Work item ▸ Where a picture occurs in the data, omit it, and copy all remaining data exactly.

━━ Extracted material ━━

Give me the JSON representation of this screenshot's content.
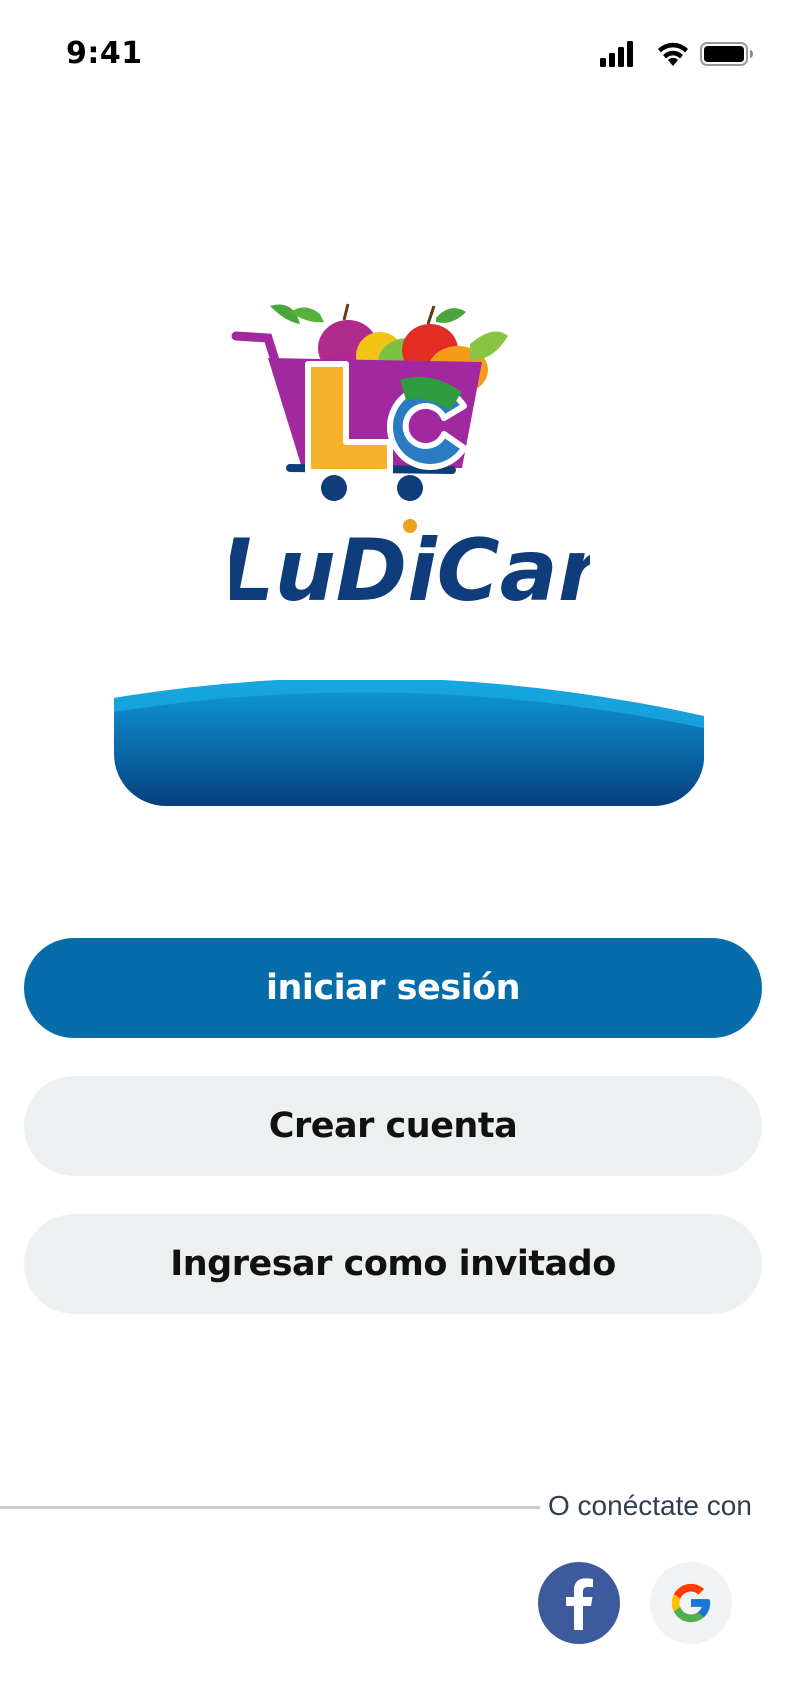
{
  "status_bar": {
    "time": "9:41",
    "icons": [
      "signal-icon",
      "wifi-icon",
      "battery-icon"
    ]
  },
  "brand": {
    "name": "LuDiCar",
    "initials": "LC",
    "colors": {
      "navy": "#0f3c7a",
      "magenta": "#a2289f",
      "orange": "#f0a01e",
      "green": "#2f9c3f",
      "blue": "#2a7cc2"
    }
  },
  "actions": {
    "login_label": "iniciar sesión",
    "create_account_label": "Crear cuenta",
    "guest_label": "Ingresar como invitado"
  },
  "social": {
    "connect_text": "O conéctate con",
    "providers": [
      "facebook-icon",
      "google-icon"
    ]
  },
  "colors": {
    "primary": "#066daa",
    "secondary_bg": "#edf0f1",
    "divider": "#c9ccd3",
    "facebook": "#3d5a9d"
  }
}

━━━

Exercise solution ▸
Give me the JSON representation of this screenshot's content.
{
  "status_bar": {
    "time": "9:41",
    "icons": [
      "signal-icon",
      "wifi-icon",
      "battery-icon"
    ]
  },
  "brand": {
    "name": "LuDiCar",
    "initials": "LC",
    "colors": {
      "navy": "#0f3c7a",
      "magenta": "#a2289f",
      "orange": "#f0a01e",
      "green": "#2f9c3f",
      "blue": "#2a7cc2"
    }
  },
  "actions": {
    "login_label": "iniciar sesión",
    "create_account_label": "Crear cuenta",
    "guest_label": "Ingresar como invitado"
  },
  "social": {
    "connect_text": "O conéctate con",
    "providers": [
      "facebook-icon",
      "google-icon"
    ]
  },
  "colors": {
    "primary": "#066daa",
    "secondary_bg": "#edf0f1",
    "divider": "#c9ccd3",
    "facebook": "#3d5a9d"
  }
}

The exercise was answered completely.